▶ **Data shown**:
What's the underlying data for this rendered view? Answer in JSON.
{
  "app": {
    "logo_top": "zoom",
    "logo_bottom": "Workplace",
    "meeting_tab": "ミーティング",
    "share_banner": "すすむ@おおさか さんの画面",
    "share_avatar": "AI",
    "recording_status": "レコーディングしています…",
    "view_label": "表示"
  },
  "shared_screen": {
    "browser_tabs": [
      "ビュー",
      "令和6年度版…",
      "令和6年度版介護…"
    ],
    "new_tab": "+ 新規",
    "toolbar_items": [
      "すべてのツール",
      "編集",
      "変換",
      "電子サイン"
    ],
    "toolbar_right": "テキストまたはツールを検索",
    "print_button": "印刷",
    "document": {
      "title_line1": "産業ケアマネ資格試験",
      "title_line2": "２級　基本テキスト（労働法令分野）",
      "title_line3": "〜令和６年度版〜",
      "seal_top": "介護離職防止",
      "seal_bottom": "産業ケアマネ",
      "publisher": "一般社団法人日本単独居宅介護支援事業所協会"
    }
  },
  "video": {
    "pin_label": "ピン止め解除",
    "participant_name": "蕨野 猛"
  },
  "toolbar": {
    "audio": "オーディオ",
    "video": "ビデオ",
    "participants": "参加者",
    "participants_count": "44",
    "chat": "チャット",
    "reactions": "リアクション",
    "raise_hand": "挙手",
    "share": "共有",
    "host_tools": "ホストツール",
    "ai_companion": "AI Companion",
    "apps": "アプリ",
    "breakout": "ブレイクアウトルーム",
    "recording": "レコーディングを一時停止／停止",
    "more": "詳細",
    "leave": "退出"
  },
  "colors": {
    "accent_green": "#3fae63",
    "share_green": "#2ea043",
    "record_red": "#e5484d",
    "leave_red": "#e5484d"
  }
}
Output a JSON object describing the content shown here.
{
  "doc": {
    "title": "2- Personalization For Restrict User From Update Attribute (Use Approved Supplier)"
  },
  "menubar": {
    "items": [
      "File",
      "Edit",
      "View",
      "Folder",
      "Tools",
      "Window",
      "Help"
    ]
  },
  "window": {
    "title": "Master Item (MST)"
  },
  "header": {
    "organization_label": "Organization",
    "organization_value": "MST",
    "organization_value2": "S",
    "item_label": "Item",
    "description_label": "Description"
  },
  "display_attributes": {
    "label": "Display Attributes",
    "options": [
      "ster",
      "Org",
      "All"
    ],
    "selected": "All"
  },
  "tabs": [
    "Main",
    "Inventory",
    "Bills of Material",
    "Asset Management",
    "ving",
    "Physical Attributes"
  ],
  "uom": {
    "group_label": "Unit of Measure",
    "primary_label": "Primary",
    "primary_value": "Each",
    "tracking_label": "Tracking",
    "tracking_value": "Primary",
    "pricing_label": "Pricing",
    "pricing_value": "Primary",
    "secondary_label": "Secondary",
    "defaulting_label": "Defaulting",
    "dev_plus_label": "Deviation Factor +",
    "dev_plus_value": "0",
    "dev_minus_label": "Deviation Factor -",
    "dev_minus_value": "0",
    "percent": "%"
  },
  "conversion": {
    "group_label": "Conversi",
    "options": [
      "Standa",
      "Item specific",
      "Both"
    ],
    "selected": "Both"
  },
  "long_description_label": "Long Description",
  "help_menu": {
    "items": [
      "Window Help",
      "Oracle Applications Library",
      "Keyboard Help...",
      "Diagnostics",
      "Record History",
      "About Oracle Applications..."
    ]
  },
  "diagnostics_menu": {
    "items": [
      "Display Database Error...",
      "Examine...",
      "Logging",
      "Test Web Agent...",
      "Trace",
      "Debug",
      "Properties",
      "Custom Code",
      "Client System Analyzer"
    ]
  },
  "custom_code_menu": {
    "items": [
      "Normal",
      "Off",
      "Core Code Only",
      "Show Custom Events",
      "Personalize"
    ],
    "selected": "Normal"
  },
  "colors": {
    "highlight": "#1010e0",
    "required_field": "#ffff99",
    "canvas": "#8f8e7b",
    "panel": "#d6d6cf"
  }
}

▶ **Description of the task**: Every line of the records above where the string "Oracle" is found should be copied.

▶ **Answer to the problem**:
      "Oracle Applications Library",
      "About Oracle Applications..."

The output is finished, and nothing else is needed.